This is a heart-breaking story about one family that waited the whole week, along with the entire nation, for one kid to return home.
This entire week, and in previous weeks, we allowed the government to be vague and hide behind smoke screens while telling us about Hamas' scary lists; we assumed that they know what they're doing.
For a whole week, we naively sang songs for Gilad, published articles for his sake and for the sake of our tortured conscience, and attempted to decipher the "ethical code" of that IDF, which brings captives back at any price.
We were willing to scream out "help me" on Gilad's behalf. We did it everywhere, and spoke about it everywhere. At our homes, at the cold protest tent in Jerusalem, and at work.
This is a heart-breaking story. Perhaps we have never felt what Gilad feels after living at some tunnel or basement for three years, at the mercy of his guards, without knowing what is happening to him. Still, we sympathized with him as much as we could.
This is a heart-breaking story. We never knew whether he hears us and whether he even has any idea that we so badly want him back home.
This is a story about a heart filled with sorrow as we watch the Shalit family, because we still remember the screw-up over missing airman Ron Arad. Neither blue balloons nor songs were able to return him home.
Many people I spoke with are asking questions such as this: Why didn't we conduct ourselves like our worst enemies? Why do security prisoners enjoy relatively normal conditions around here? Why didn't we use their weapons and their blunt rules, declaring that there are no more visits or information being provided about their prisoners?
Why didn't we bring him back during the war we recently embarked on? Couldn't we have set tougher rules? Someone at the top failed to utilize the right moment when it was possible to do so, or wasted time, or didn't quite know what needs to be done at the right moment. Someone at the top may have done plenty, but not enough. The fact is that they failed to finalize a deal.
They will likely say: "We did everything." But what does "everything" mean?
This is a heart-breaking story because Gilad isn't here even at the end of this critical week, several weeks before Passover, the holiday of freedom. Yet even if we were unable to score a goal in the last minute this week, we shall not get off the playing field defeated and despaired.
We will continue to be with the Shalit family from afar and from up close. We shall press Benjamin Netanyahu and tell him, from the moment he is sworn in, not to let go. Don't give Hamas a moment of rest and don't leave one stone unturned for this kid; because a moment may come where it will all be too late.

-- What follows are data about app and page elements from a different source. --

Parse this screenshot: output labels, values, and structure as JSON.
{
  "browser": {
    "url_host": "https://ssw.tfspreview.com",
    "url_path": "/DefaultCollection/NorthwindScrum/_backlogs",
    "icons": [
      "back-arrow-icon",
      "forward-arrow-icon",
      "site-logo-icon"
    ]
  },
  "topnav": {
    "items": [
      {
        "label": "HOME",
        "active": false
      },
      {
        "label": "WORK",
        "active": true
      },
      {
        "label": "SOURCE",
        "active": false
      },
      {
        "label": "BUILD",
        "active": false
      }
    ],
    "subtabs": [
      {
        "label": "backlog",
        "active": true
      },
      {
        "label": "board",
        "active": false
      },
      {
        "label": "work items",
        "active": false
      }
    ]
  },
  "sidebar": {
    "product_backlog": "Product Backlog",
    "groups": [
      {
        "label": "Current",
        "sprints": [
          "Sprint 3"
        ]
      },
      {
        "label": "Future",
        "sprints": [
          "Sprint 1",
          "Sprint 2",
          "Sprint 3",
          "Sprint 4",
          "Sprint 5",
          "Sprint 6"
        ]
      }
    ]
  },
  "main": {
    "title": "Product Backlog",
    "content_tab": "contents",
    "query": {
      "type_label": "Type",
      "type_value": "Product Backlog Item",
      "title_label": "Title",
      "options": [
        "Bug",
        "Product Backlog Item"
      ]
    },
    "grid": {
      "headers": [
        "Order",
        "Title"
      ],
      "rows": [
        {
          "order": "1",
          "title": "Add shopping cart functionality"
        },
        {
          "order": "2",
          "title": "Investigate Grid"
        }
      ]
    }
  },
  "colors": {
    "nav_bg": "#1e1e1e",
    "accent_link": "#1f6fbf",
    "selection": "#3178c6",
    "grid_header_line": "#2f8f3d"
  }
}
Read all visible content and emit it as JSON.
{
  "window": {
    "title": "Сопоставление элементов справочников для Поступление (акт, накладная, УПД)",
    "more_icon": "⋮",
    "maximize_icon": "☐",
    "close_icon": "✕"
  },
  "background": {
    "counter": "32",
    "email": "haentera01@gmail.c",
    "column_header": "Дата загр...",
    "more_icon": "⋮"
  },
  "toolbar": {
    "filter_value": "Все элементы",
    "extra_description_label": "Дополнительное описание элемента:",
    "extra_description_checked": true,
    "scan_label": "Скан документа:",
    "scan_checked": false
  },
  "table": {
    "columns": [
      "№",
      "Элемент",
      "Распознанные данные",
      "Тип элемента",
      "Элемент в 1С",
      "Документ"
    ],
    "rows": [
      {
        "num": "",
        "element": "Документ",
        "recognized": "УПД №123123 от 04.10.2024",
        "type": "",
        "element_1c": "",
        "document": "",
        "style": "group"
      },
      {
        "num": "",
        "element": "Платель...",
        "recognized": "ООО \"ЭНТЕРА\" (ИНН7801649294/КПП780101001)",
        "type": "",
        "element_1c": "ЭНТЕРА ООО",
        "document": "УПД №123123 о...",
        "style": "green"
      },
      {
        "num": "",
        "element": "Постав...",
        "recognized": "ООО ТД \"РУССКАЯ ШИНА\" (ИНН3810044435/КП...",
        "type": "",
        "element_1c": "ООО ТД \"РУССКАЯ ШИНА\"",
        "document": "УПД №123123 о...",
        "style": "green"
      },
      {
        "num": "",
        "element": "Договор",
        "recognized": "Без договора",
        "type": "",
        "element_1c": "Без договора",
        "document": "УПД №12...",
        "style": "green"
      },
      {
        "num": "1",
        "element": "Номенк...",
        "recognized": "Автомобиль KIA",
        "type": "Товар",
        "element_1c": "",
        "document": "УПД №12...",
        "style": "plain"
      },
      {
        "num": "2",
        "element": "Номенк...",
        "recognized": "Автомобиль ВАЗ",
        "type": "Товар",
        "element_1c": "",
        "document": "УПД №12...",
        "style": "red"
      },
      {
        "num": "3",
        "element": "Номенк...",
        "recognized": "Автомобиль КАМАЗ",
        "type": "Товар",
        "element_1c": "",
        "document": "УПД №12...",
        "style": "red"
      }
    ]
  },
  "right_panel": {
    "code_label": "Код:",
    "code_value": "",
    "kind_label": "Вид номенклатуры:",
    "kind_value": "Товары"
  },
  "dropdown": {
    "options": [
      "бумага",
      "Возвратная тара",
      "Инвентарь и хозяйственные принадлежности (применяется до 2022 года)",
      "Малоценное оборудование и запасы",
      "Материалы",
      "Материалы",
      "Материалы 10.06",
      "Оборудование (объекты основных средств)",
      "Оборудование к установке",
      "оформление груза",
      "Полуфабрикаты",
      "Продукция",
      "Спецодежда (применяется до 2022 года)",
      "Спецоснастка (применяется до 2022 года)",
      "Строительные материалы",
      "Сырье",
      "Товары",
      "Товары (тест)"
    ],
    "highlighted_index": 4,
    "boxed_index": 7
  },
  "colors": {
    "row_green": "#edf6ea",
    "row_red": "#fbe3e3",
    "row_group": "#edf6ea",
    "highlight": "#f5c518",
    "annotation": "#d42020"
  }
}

This is a heart-breaking moment with no victors, because those who are willing to accept tough agreements, and those who are not, are all right in some way. After all, there are never cheap deals vis-à-vis our bitterest enemies, yet we have the strength to withstand any deal.
This is a heart-breaking story about an entire nation feeling that the Shalit kid is our kid too…until he returns home. And this is a heart-breaking story because he did not return yesterday.